By BEN LEFEBVRE
HOUSTON -- TransCanada Corp. still fully expects to receive
approval for its controversial cross-border Keystone XL
pipeline expansion within the next several
months, a company executive said Thursday.
TransCanada, which has been waiting for White House approval
for the 830,000 barrel-a-day pipeline expansion for years, expects to
receive the necessary permit "by the first half of 2013," Paul
Miller, TransCanada's senior vice president in charge of oil
pipelines, said on the sidelines of the Platts North American
Marketing conference in Houston.
"We anticipate to have this in service by end of 2014 or
beginning of 2015," Mr. Miller said.
The pipeline is meant to ship heavy crude oil from Alberta,
where production is expected to grow to 4.5 million bpd by
the end of the decade. But the project has gained criticism from environmental groups who say it will
spur increased production from Canada's tar sands, an energy
intensive process some groups say will cause an increase in
green house gas emissions.
Mr. Miller spoke about the pipeline after his presentation

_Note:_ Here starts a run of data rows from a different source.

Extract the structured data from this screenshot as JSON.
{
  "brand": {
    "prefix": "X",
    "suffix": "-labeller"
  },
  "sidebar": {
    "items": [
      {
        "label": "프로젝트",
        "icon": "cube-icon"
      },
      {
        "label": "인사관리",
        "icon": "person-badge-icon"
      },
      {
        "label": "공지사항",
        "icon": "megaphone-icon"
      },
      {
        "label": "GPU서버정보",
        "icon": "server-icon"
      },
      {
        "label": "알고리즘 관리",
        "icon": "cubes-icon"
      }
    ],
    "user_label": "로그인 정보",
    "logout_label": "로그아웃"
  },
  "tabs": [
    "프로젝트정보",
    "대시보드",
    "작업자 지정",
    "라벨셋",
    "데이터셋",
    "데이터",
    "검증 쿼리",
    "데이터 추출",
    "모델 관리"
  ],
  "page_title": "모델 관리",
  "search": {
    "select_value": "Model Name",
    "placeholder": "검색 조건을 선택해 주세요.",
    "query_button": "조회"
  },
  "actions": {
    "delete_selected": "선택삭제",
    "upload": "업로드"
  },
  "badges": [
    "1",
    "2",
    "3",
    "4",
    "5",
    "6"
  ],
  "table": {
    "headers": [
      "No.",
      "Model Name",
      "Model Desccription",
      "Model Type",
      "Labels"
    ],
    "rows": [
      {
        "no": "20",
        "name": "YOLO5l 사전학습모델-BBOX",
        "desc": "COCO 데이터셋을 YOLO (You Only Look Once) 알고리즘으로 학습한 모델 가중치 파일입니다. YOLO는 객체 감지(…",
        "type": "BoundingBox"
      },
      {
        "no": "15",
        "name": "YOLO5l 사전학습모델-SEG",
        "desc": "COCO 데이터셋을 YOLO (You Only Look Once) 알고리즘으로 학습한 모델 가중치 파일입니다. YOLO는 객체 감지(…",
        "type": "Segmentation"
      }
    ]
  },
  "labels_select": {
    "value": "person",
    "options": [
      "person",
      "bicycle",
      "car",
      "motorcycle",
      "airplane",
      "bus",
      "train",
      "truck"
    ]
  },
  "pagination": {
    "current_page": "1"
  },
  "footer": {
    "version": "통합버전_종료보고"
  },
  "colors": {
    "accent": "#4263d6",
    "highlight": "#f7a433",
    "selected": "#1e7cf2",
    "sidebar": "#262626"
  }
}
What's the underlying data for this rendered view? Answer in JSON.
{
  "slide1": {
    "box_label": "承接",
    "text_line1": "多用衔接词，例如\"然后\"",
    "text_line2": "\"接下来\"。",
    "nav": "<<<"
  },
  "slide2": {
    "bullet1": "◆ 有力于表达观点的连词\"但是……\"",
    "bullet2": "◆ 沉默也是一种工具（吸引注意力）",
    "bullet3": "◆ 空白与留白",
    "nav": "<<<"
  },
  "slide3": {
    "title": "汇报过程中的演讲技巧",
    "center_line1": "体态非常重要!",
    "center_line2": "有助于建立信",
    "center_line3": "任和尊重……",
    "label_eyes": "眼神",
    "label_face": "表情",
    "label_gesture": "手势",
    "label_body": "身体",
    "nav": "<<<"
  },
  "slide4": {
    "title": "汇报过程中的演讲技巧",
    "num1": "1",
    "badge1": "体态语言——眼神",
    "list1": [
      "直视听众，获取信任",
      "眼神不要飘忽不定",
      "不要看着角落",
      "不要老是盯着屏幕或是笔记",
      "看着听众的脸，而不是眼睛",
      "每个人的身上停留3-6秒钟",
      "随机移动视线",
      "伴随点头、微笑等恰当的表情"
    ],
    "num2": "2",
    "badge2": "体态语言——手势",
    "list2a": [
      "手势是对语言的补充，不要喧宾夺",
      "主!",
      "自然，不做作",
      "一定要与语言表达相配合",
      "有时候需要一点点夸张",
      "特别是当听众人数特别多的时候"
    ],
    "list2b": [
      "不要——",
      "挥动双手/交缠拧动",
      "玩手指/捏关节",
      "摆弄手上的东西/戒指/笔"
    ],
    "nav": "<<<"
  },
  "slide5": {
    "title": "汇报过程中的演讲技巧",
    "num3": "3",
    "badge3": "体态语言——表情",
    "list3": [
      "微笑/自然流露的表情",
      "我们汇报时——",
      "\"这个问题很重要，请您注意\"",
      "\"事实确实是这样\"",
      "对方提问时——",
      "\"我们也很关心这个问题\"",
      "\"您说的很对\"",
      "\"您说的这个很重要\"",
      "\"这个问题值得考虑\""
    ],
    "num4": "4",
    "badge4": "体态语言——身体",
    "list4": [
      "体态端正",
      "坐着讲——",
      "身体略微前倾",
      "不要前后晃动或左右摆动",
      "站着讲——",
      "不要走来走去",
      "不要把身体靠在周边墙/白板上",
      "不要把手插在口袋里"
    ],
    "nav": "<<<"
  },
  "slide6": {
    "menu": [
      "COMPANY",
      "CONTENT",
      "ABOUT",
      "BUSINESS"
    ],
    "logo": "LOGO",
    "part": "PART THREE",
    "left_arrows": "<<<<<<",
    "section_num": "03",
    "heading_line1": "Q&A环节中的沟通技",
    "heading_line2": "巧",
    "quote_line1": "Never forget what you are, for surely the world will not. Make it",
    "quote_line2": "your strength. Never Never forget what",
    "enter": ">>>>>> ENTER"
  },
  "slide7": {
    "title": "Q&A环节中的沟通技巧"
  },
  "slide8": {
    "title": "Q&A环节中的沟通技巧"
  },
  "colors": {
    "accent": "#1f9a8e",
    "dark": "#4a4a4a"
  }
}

at the conference was interrupted by an anti-Keystone protestor
who chained himself to the projector Mr. Miller had been
TransCanada has no interest in building an oil pipeline to
Canada's West Coast, because competitors Enbridge and Kinder
Morgan Energy Partners have already announced projects there, Mr. Miller said.
Instead, TransCanada might convert a natural gas pipeline to
transport Alberta's growing supply of light oil to refiners in
eastern Canada, he added.
"We're talking to refiners today, stakeholders today,
producers today, to see what the market wants," Mr. Miller
The lack of a major pipeline connecting Alberta's growing
oil sands production has pushed local crude prices down.
Western Canadian oil at the end of January was selling at a
nearly $40/bbl discount to its Gulf Coast counterpart Maya.
One thing Mr. Miller did not foresee was Canadian oil
exports out of the Gulf Coast. At least one analyst has
forecast up to 200,000 bpd of Canadian crude could head to
Europe and Asia via the Gulf Coast
by the end of 2014.
"I don't know why a producer would ship to the Gulf Coast
just to bypass 5 million barrels a day of heavy oil refining capacity," Mr. Miller
Mr. Miller said that the company remained confident that the
pipeline expansion would receive approval,
even as some potential buyer's have grown more skeptical. Tom
O'Malley, chief executive for east coast refiner PBF Energy,
earlier this month expressed doubt that Keystone XL would
receive the necessary cross border permits.
Dow Jones Newswires